PROBLEM TO SOLVE
Find each line in the records below that contains the word "Fächer", and copy it out.
DATA RECORDS Block Start
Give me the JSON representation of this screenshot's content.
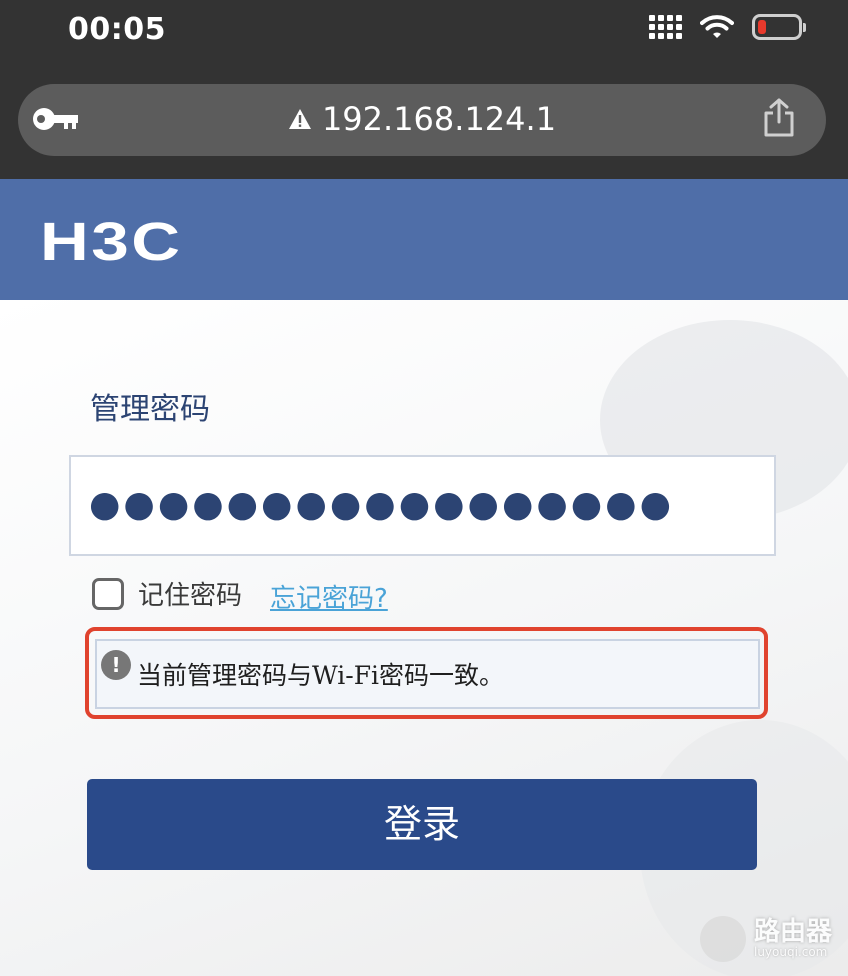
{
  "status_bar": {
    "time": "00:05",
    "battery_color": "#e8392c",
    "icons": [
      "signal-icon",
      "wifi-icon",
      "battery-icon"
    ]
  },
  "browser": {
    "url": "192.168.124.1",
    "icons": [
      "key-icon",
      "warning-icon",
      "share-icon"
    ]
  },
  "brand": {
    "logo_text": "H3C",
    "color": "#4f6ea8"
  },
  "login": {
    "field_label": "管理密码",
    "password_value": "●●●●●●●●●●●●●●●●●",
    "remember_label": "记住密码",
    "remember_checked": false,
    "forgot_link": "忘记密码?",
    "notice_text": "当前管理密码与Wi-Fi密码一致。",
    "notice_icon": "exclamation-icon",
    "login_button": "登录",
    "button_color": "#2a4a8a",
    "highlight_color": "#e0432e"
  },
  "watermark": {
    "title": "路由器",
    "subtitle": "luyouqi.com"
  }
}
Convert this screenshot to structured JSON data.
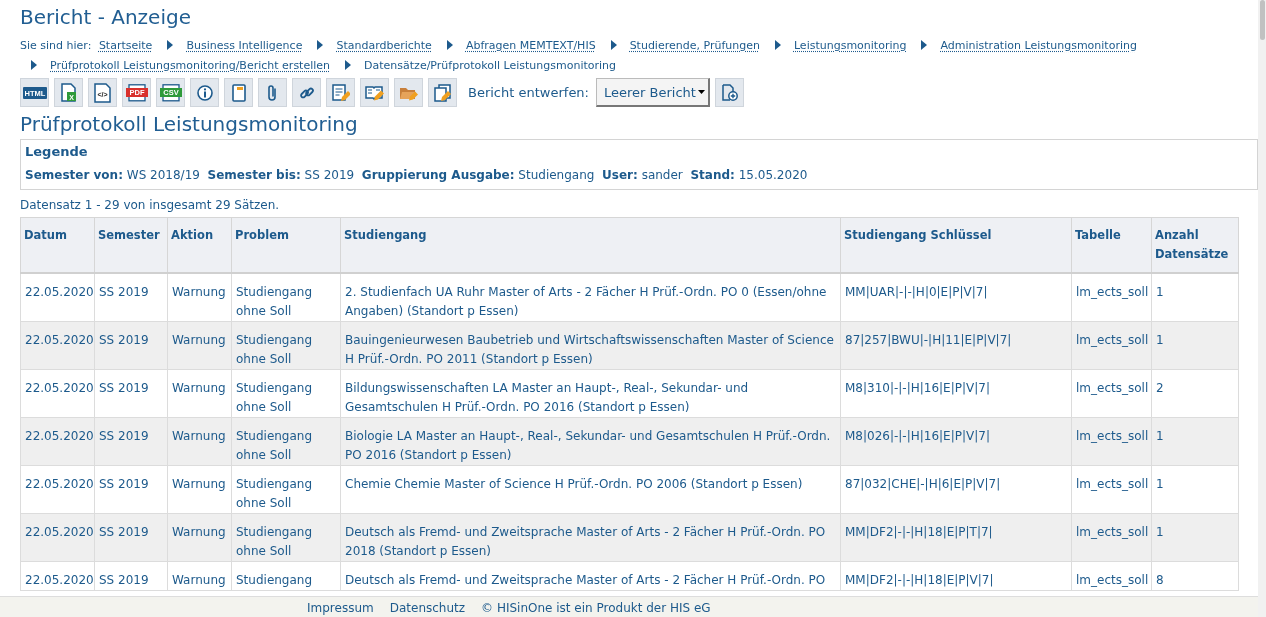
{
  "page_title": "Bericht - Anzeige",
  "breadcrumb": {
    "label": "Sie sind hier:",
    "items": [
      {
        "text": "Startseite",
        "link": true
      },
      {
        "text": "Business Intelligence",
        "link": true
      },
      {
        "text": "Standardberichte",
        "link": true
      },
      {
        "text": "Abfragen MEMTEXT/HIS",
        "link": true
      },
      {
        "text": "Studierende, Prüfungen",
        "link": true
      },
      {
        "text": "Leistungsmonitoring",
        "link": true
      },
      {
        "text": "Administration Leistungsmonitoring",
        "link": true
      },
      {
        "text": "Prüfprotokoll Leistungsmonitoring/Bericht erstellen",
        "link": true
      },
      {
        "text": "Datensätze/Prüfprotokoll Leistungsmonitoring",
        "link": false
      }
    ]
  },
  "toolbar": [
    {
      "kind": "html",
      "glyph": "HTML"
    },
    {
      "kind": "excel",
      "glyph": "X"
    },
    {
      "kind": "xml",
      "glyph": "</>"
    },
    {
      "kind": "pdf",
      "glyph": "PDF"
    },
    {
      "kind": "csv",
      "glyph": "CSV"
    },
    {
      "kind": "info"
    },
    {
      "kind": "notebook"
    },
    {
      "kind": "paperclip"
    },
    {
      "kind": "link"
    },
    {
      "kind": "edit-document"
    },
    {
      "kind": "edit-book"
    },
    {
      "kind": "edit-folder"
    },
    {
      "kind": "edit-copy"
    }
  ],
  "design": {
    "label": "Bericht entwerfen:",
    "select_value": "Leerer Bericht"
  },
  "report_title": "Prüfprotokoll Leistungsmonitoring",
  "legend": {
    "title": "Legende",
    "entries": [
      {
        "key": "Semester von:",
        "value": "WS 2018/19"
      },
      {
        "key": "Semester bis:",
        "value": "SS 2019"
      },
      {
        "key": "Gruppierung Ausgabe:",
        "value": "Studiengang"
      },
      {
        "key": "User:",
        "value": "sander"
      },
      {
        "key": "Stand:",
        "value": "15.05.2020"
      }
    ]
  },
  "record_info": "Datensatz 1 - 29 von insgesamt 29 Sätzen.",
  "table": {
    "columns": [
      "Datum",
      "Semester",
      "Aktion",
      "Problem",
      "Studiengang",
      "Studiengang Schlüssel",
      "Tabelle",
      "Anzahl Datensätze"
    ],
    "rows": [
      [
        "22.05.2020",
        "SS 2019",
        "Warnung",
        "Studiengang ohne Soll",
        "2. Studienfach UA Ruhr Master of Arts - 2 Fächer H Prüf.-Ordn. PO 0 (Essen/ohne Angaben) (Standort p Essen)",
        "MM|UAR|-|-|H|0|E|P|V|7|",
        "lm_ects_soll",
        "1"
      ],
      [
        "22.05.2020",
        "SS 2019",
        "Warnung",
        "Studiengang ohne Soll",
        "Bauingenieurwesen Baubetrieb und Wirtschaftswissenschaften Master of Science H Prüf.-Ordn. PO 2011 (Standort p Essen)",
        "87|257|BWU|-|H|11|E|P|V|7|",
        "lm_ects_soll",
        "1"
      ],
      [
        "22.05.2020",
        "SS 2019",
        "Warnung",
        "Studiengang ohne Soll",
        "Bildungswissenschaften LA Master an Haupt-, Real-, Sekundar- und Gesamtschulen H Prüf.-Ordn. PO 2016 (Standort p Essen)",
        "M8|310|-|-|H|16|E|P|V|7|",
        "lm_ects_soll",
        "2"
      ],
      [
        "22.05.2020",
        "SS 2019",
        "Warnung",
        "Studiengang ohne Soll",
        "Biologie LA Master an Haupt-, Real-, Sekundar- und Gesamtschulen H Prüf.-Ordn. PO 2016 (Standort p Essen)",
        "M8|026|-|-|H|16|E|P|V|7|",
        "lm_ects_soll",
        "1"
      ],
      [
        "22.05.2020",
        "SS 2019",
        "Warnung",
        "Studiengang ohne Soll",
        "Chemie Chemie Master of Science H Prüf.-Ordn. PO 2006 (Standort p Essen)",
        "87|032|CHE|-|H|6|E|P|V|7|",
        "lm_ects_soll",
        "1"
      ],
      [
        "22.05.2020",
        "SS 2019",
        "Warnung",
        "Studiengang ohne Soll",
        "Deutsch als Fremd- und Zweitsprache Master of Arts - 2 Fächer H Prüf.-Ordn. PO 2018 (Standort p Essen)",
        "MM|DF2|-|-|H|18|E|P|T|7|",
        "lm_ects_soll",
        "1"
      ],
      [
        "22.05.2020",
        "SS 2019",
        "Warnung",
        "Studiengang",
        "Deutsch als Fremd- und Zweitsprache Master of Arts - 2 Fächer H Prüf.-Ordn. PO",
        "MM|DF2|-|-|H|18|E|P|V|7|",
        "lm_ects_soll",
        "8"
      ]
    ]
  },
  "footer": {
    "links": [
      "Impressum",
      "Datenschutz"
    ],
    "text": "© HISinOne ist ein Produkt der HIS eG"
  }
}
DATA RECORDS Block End
EXERCISE SOLUTION
        "2. Studienfach UA Ruhr Master of Arts - 2 Fächer H Prüf.-Ordn. PO 0 (Essen/ohne Angaben) (Standort p Essen)",
        "Deutsch als Fremd- und Zweitsprache Master of Arts - 2 Fächer H Prüf.-Ordn. PO 2018 (Standort p Essen)",
        "Deutsch als Fremd- und Zweitsprache Master of Arts - 2 Fächer H Prüf.-Ordn. PO",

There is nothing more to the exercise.